=== WHAT YOU NEED TO DO ===
In the entries below, find the string "currency" and return each line holding it.

=== EXERCISE MATERIAL ===

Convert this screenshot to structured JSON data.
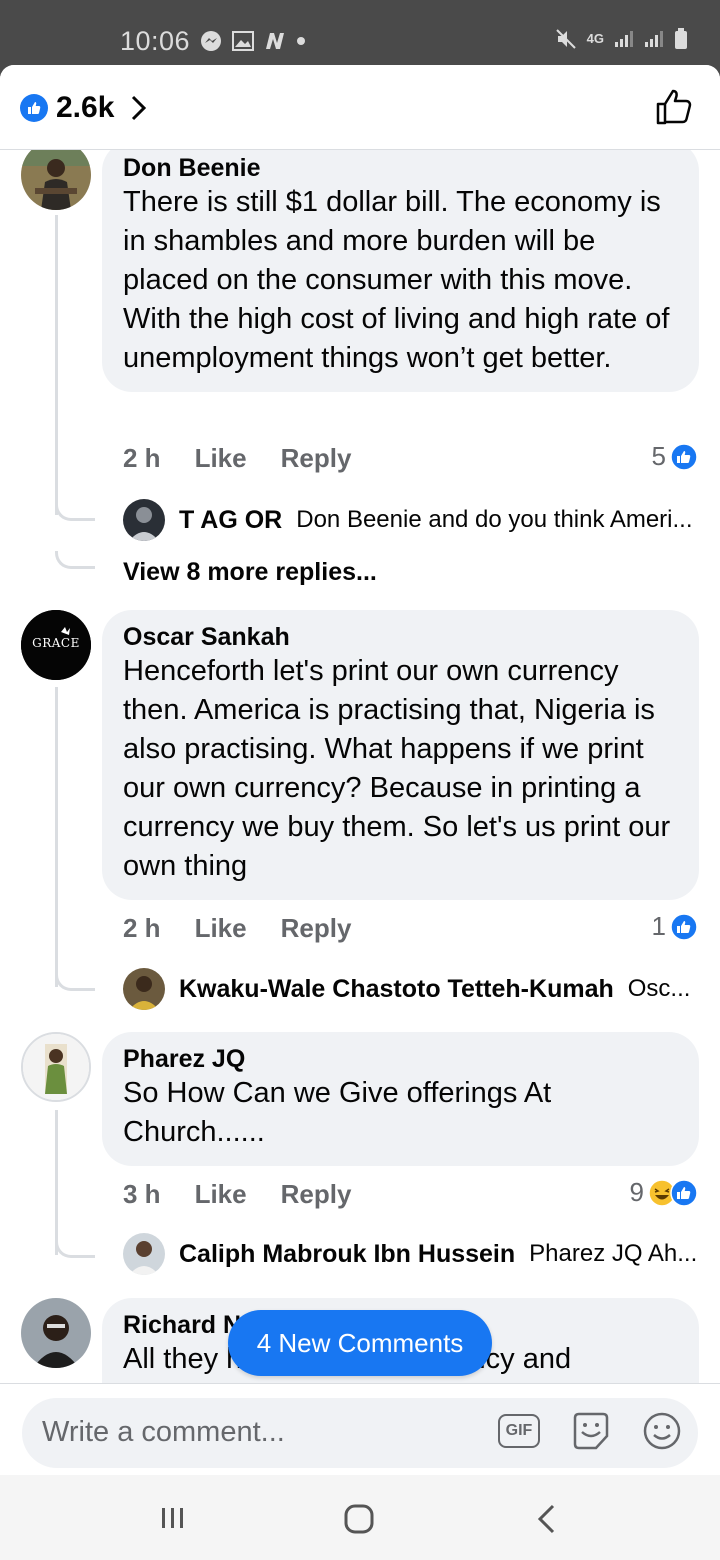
{
  "status_bar": {
    "time": "10:06",
    "network": "4G"
  },
  "header": {
    "like_count": "2.6k"
  },
  "comments": [
    {
      "author": "Don Beenie",
      "text": "There is still $1 dollar bill. The economy is in shambles and more burden will be placed on the consumer with this move. With the high cost of living and high rate of unemployment things won’t get better.",
      "time": "2 h",
      "like_label": "Like",
      "reply_label": "Reply",
      "reaction_count": "5",
      "reply_preview": {
        "name": "T AG OR",
        "snippet": "Don Beenie  and do you think Ameri..."
      },
      "view_more": "View 8 more replies..."
    },
    {
      "author": "Oscar Sankah",
      "avatar_text": "GRACE",
      "text": "Henceforth let's print our own currency then. America is practising that, Nigeria is also practising. What happens if we print our own currency? Because in printing a currency we buy them. So let's us print our own thing",
      "time": "2 h",
      "like_label": "Like",
      "reply_label": "Reply",
      "reaction_count": "1",
      "reply_preview": {
        "name": "Kwaku-Wale Chastoto Tetteh-Kumah",
        "snippet": "Osc..."
      }
    },
    {
      "author": "Pharez JQ",
      "text": "So How Can we Give offerings At Church......",
      "time": "3 h",
      "like_label": "Like",
      "reply_label": "Reply",
      "reaction_count": "9",
      "reply_preview": {
        "name": "Caliph Mabrouk Ibn Hussein",
        "snippet": "Pharez JQ Ah..."
      }
    },
    {
      "author": "Richard N",
      "text": "All they h         g         currency and"
    }
  ],
  "new_comments_button": "4 New Comments",
  "composer": {
    "placeholder": "Write a comment...",
    "gif_label": "GIF"
  },
  "colors": {
    "accent": "#1877f2",
    "bubble": "#f0f2f5",
    "secondary_text": "#65676b"
  }
}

=== RESULT ===
      "text": "Henceforth let's print our own currency then. America is practising that, Nigeria is also practising. What happens if we print our own currency? Because in printing a currency we buy them. So let's us print our own thing",
      "text": "All they h         g         currency and"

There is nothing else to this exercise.